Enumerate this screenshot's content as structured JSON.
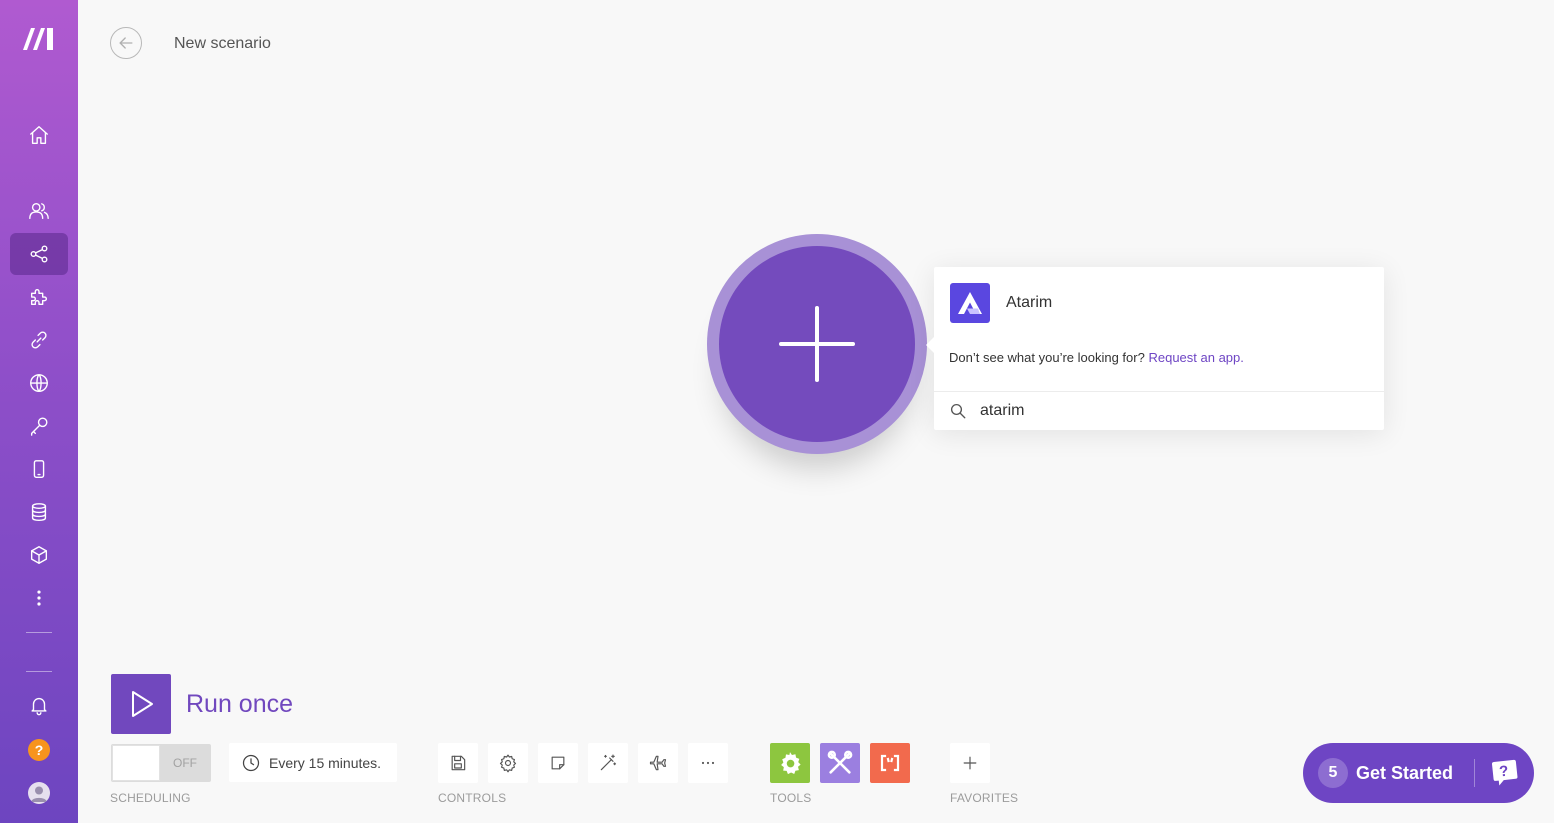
{
  "header": {
    "title": "New scenario"
  },
  "sidebar": {
    "logo": "make-logo",
    "items": [
      {
        "name": "home",
        "icon": "home-icon"
      },
      {
        "name": "team",
        "icon": "users-icon"
      },
      {
        "name": "scenarios",
        "icon": "share-icon",
        "active": true
      },
      {
        "name": "templates",
        "icon": "puzzle-icon"
      },
      {
        "name": "connections",
        "icon": "link-icon"
      },
      {
        "name": "webhooks",
        "icon": "globe-icon"
      },
      {
        "name": "keys",
        "icon": "key-icon"
      },
      {
        "name": "devices",
        "icon": "phone-icon"
      },
      {
        "name": "data-stores",
        "icon": "database-icon"
      },
      {
        "name": "data-structures",
        "icon": "cube-icon"
      },
      {
        "name": "more",
        "icon": "more-vertical-icon"
      },
      {
        "name": "notifications",
        "icon": "bell-icon"
      }
    ],
    "help_label": "?"
  },
  "search_popover": {
    "results": [
      {
        "name": "Atarim",
        "icon": "atarim-logo"
      }
    ],
    "missing_text": "Don’t see what you’re looking for?",
    "request_link": "Request an app.",
    "search_value": "atarim"
  },
  "controls": {
    "run_label": "Run once",
    "toggle_state": "OFF",
    "schedule_text": "Every 15 minutes.",
    "sections": {
      "scheduling": "SCHEDULING",
      "controls": "CONTROLS",
      "tools": "TOOLS",
      "favorites": "FAVORITES"
    },
    "control_icons": [
      "save-icon",
      "settings-icon",
      "note-icon",
      "magic-wand-icon",
      "airplane-icon",
      "more-horizontal-icon"
    ],
    "tools": [
      {
        "name": "flow-control",
        "color": "#8dc63f"
      },
      {
        "name": "tools",
        "color": "#9b7fe0"
      },
      {
        "name": "text-parser",
        "color": "#f26a4d"
      }
    ]
  },
  "get_started": {
    "count": "5",
    "label": "Get Started"
  },
  "colors": {
    "accent": "#6e45c4",
    "sidebar_top": "#b05ad0",
    "sidebar_bottom": "#6d45c0"
  }
}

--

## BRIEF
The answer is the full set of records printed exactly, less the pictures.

## RESPONSE TO THIS TASK
Enumerate this screenshot's content as structured JSON.
{
  "header": {
    "title": "New scenario"
  },
  "sidebar": {
    "logo": "make-logo",
    "items": [
      {
        "name": "home",
        "icon": "home-icon"
      },
      {
        "name": "team",
        "icon": "users-icon"
      },
      {
        "name": "scenarios",
        "icon": "share-icon",
        "active": true
      },
      {
        "name": "templates",
        "icon": "puzzle-icon"
      },
      {
        "name": "connections",
        "icon": "link-icon"
      },
      {
        "name": "webhooks",
        "icon": "globe-icon"
      },
      {
        "name": "keys",
        "icon": "key-icon"
      },
      {
        "name": "devices",
        "icon": "phone-icon"
      },
      {
        "name": "data-stores",
        "icon": "database-icon"
      },
      {
        "name": "data-structures",
        "icon": "cube-icon"
      },
      {
        "name": "more",
        "icon": "more-vertical-icon"
      },
      {
        "name": "notifications",
        "icon": "bell-icon"
      }
    ],
    "help_label": "?"
  },
  "search_popover": {
    "results": [
      {
        "name": "Atarim",
        "icon": "atarim-logo"
      }
    ],
    "missing_text": "Don’t see what you’re looking for?",
    "request_link": "Request an app.",
    "search_value": "atarim"
  },
  "controls": {
    "run_label": "Run once",
    "toggle_state": "OFF",
    "schedule_text": "Every 15 minutes.",
    "sections": {
      "scheduling": "SCHEDULING",
      "controls": "CONTROLS",
      "tools": "TOOLS",
      "favorites": "FAVORITES"
    },
    "control_icons": [
      "save-icon",
      "settings-icon",
      "note-icon",
      "magic-wand-icon",
      "airplane-icon",
      "more-horizontal-icon"
    ],
    "tools": [
      {
        "name": "flow-control",
        "color": "#8dc63f"
      },
      {
        "name": "tools",
        "color": "#9b7fe0"
      },
      {
        "name": "text-parser",
        "color": "#f26a4d"
      }
    ]
  },
  "get_started": {
    "count": "5",
    "label": "Get Started"
  },
  "colors": {
    "accent": "#6e45c4",
    "sidebar_top": "#b05ad0",
    "sidebar_bottom": "#6d45c0"
  }
}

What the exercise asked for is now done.